In the Journals

Low-level arsenic exposure may impair insulin sensitivity

Urinary total arsenic levels in a group of nondiabetic Amish adults are associated with insulin sensitivity, but are not linked to beta-cell function measures, according to study data published in Diabetes/Metabolism Research and Reviews.

Sung Kyun Park, ScD, MPH, of the University of Michigan School of Public Health, and colleagues analyzed data from 221 adults without diabetes and normal glucose tolerance (n = 164) or impaired glucose tolerance (n = 57) participating in the Amish Family Diabetes study, a genetic epidemiology study of type 2 diabetes in Old Order Amish living in Lancaster, Pennsylvania. Participants were recruited between 1995 and 1998 (mean age, 53 years; 115 women). All participants underwent a 75 g oral glucose tolerance test and fasting blood sample to measure insulin sensitivity and beta-cell function; researchers also measured urinary arsenic concentrations. All arsenic concentrations among the participants were above the limit of detection (0.1 µg/L). To account for correlations among sibling participants, researchers used generalized estimating equations with an exchangeable correlation structure.

Urinary total arsenic was significantly and inversely associated with two insulin sensitivity measures after adjusting for age, sex, urinary creatinine and adiposity (Stumvoll metabolic clearance rate = –0.23 mg/[kg x min]; 95% CI, –0.38 to –0.09; Stumvoll insulin sensitivity index = –0.0029 mol/[kg x min x pM]; 95% CI, –0.0047 to –0.0011).

Urinary total arsenic also was significantly associated with higher fasting glucose levels (0.57 mg/dL per interquartile range increase; 95% CI, 0.06-1.09).

Researchers did not find a significant association between urinary arsenic and beta-cell function measures.

“Notably, these associations were stronger and remained statistically significant following covariate adjustment compared to the widely used index of insulin resistance, HOMA-IR, which is based on fasting measures of insulin and glucose,” the researchers wrote. “Previous mixed results may be partly due to low sensitivity of HOMA-IR.” – by Regina Schaffer

Disclosure: The researchers report no relevant financial disclosures.

Urinary total arsenic levels in a group of nondiabetic Amish adults are associated with insulin sensitivity, but are not linked to beta-cell function measures, according to study data published in Diabetes/Metabolism Research and Reviews.
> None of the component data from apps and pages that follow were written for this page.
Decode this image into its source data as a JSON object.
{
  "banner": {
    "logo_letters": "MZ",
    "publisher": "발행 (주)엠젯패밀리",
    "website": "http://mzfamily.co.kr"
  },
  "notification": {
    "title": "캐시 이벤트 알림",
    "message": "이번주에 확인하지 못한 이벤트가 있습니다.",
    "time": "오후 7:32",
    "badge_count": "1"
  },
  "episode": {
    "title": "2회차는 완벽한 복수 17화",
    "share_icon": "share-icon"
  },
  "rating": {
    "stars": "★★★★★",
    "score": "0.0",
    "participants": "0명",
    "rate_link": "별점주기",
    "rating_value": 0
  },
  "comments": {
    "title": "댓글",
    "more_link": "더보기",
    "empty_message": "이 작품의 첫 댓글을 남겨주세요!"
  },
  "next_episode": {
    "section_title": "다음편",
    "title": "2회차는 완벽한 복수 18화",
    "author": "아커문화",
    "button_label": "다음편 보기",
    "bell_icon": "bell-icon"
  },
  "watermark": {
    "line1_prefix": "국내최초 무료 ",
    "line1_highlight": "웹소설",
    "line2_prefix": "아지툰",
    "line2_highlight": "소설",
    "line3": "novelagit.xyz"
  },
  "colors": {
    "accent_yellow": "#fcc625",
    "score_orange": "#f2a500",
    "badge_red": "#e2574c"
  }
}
Sung Kyun Park, ScD, MPH, of the University of Michigan School of Public Health, and colleagues analyzed data from 221 adults without diabetes and normal glucose tolerance (n = 164) or impaired glucose tolerance (n = 57) participating in the Amish Family Diabetes study, a genetic epidemiology study of type 2 diabetes in Old Order Amish living in Lancaster, Pennsylvania. Participants were recruited between 1995 and 1998 (mean age, 53 years; 115 women). All participants underwent a 75 g oral glucose tolerance test and fasting blood sample to measure insulin sensitivity and beta-cell function; researchers also measured urinary arsenic concentrations. All arsenic concentrations among the participants were above the limit of detection (0.1 µg/L). To account for correlations among sibling participants, researchers used generalized estimating equations with an exchangeable correlation structure.

Urinary total arsenic was significantly and inversely associated with two insulin sensitivity measures after adjusting for age, sex, urinary creatinine and adiposity (Stumvoll metabolic clearance rate = –0.23 mg/[kg x min]; 95% CI, –0.38 to –0.09; Stumvoll insulin sensitivity index = –0.0029 mol/[kg x min x pM]; 95% CI, –0.0047 to –0.0011).

Urinary total arsenic also was significantly associated with higher fasting glucose levels (0.57 mg/dL per interquartile range increase; 95% CI, 0.06-1.09).

Researchers did not find a significant association between urinary arsenic and beta-cell function measures.

“Notably, these associations were stronger and remained statistically significant following covariate adjustment compared to the widely used index of insulin resistance, HOMA-IR, which is based on fasting measures of insulin and glucose,” the researchers wrote. “Previous mixed results may be partly due to low sensitivity of HOMA-IR.” – by Regina Schaffer

Disclosure: The researchers report no relevant financial disclosures.